These and many other things are the source of our complaints. Complaints are an indication we are not content with the content of our lives. Worry is the go-to-response to discontent. In that same letter to the Philippian church Paul wrote how to take worry and complaints and convert them into contentedness. He shared with them the keys to being content with the content…or lack thereof. In verses 4-7 of the same chapter I referenced earlier he penned these instructions. Rejoice in the Lord always. I will say it again: Rejoice! Let your gentleness be evident to all. The Lord is near. Do not be anxious about anything, but in every situation, by prayer and petition, with thanksgiving, present your requests to God. And the peace of God, which transcends all understanding, will guard your hearts and your minds in Christ Jesus. Paul understood a great truth. We cannot complain and give thanks at the same time. It is a psychological impossibility for our minds to travel in two opposite directions simultaneously. Paul knew that complaints are an indication of fear, and he desired that the Christians in the Philippian church not live in fear but rather in peace. How can we learn to do that in any circumstance so that we can be content with the content…or the lack thereof? First, Paul instructed them to rejoice in the Lord. No matter what else you may have…or not have…if you have Him, you have all you need. Second, Paul said rather than being anxious, we should pray and ask our good, good Father in heaven to meet our needs out of His abundance. Psalm 24 says that “The earth is the Lord’s and the fullness thereof.” God owns it all, and He loves us tremendously, Paul says we should ask God for what we need instead of worrying about what we think we lack. Make no mistake though, Paul was quite clear, it is only a prayer offered in thanksgiving that prompts God to meet the need. He goes on to say that one of those results will be the peace of God which will blow your mind given the circumstances. Finally, in verse 13 Paul disclosed how it is possible to be content with the content…or the lack thereof. Paul said he discovered that the only way he was able to do those very things he was suggesting the Philippians should do …was to do them in the power of Christ. He said that he found that he could do all things through Christ who strengthened him.

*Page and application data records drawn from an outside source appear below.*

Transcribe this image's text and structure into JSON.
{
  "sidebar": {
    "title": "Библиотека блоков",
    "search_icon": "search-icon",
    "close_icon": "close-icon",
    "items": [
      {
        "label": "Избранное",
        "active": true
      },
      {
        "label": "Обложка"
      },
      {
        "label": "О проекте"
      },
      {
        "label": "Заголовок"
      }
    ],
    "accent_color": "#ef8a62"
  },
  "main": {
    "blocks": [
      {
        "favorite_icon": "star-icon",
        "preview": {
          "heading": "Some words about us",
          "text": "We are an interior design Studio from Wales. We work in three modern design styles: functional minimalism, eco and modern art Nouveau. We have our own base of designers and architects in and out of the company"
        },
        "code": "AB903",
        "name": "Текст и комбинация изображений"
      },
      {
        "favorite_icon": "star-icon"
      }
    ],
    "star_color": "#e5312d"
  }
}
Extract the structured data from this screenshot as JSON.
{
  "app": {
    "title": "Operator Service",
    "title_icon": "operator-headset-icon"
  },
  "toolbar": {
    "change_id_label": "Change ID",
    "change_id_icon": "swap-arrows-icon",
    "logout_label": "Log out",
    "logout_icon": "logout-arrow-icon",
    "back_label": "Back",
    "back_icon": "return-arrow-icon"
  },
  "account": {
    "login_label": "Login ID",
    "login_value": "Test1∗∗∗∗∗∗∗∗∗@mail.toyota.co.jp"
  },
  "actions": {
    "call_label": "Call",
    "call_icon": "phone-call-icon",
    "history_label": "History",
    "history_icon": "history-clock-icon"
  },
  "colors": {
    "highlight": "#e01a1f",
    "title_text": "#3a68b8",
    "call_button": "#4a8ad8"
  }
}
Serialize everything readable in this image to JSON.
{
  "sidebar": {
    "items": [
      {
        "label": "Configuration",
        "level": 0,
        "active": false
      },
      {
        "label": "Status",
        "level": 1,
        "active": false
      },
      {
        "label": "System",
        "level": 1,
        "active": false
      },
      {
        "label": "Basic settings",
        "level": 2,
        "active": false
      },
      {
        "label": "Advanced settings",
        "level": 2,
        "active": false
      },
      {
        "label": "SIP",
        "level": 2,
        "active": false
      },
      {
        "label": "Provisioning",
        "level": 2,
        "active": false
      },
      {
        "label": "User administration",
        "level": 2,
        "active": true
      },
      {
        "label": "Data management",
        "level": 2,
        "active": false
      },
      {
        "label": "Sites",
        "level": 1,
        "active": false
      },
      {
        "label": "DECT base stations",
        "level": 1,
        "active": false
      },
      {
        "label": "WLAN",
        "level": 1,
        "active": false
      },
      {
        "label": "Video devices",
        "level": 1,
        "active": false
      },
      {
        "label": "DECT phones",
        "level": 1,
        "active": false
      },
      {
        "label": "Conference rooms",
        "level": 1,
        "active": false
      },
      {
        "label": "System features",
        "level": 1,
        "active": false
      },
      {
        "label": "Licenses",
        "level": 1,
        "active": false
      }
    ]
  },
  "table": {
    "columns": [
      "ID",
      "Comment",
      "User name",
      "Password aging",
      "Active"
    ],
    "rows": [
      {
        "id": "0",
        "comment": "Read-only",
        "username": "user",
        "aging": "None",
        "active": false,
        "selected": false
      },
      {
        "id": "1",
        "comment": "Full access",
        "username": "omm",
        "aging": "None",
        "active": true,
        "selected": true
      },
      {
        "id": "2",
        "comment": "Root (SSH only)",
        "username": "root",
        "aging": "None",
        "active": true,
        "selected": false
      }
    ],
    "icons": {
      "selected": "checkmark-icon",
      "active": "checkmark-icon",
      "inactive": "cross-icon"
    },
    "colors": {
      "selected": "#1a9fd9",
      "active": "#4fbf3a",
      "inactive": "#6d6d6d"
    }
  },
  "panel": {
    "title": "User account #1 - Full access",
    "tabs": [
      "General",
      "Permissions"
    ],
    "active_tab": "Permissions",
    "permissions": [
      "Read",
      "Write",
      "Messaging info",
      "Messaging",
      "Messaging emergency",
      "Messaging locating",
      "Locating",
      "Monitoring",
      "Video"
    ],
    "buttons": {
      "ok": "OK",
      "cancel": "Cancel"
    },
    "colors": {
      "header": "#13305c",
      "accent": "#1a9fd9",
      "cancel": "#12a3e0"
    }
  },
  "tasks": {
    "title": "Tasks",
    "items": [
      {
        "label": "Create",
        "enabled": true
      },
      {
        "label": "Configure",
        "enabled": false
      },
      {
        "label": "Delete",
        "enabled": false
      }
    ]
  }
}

So now, learning to be content with the content…or lack thereof through the power of Christ in you…Go be Awesome!